>>

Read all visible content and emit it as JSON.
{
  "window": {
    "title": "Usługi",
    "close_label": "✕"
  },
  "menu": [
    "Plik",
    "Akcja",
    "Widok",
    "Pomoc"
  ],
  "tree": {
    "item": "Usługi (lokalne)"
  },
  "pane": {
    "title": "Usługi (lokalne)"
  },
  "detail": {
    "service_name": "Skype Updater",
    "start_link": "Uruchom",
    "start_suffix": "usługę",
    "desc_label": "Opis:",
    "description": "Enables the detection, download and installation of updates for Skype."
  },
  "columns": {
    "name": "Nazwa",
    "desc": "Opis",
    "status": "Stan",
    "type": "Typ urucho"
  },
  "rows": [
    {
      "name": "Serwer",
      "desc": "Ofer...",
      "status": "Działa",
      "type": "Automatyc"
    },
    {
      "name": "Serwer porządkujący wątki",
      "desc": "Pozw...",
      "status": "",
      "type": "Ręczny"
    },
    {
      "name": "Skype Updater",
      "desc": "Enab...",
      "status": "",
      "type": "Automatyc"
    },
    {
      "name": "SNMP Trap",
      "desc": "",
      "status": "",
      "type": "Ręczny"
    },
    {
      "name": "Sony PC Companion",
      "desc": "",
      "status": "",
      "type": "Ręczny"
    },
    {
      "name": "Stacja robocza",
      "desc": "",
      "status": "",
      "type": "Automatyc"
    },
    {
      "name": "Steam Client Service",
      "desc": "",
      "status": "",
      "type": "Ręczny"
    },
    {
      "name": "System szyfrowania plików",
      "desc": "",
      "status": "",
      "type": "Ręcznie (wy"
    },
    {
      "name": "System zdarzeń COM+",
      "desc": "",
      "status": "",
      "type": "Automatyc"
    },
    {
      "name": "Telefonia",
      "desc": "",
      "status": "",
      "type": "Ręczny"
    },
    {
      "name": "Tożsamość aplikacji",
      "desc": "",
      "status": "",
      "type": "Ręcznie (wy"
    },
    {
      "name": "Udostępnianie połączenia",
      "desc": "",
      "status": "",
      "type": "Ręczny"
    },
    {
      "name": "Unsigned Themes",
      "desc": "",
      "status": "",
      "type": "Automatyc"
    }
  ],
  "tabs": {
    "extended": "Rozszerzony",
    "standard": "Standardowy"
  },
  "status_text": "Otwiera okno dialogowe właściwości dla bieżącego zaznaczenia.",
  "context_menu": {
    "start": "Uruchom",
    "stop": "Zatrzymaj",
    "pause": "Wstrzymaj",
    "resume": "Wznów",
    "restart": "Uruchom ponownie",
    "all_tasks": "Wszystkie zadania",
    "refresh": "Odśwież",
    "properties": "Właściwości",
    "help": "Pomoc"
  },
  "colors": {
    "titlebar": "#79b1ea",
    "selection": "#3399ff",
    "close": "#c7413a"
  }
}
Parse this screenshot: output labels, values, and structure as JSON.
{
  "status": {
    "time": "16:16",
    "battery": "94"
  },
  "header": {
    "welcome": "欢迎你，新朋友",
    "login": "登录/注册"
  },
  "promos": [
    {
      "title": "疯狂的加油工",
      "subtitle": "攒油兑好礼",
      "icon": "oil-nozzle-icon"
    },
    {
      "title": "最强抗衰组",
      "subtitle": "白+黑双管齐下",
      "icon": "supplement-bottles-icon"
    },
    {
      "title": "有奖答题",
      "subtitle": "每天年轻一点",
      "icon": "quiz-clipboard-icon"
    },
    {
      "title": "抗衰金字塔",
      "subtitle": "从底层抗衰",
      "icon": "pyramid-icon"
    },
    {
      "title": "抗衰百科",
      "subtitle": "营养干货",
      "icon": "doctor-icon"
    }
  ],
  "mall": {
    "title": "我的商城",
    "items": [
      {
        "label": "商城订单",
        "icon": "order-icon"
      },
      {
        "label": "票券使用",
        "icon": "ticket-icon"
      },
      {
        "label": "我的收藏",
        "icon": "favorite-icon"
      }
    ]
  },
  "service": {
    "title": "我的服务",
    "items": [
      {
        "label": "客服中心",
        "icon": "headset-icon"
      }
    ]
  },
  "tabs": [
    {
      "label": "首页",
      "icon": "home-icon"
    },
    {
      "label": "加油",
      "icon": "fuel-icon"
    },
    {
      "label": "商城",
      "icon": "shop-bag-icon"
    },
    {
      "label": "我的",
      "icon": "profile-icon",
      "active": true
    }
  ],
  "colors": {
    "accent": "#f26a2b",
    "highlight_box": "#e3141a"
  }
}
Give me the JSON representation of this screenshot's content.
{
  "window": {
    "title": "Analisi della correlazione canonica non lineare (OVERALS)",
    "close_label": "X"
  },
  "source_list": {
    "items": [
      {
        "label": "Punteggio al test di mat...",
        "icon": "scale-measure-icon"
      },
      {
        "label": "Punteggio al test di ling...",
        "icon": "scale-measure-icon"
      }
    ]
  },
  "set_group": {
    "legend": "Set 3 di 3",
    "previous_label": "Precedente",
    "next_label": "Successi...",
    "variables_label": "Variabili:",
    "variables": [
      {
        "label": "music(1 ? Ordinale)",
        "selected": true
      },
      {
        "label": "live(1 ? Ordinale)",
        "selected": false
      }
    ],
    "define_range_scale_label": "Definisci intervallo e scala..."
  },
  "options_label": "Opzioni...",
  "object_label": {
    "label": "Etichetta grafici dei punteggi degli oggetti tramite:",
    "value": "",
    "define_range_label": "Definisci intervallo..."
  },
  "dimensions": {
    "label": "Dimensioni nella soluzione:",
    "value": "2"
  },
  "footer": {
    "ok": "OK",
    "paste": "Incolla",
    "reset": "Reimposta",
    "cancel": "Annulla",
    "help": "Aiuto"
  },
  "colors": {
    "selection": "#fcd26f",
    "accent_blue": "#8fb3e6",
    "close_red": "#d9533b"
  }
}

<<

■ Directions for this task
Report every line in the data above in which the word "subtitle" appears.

■ Exercise result
      "subtitle": "攒油兑好礼",
      "subtitle": "白+黑双管齐下",
      "subtitle": "每天年轻一点",
      "subtitle": "从底层抗衰",
      "subtitle": "营养干货",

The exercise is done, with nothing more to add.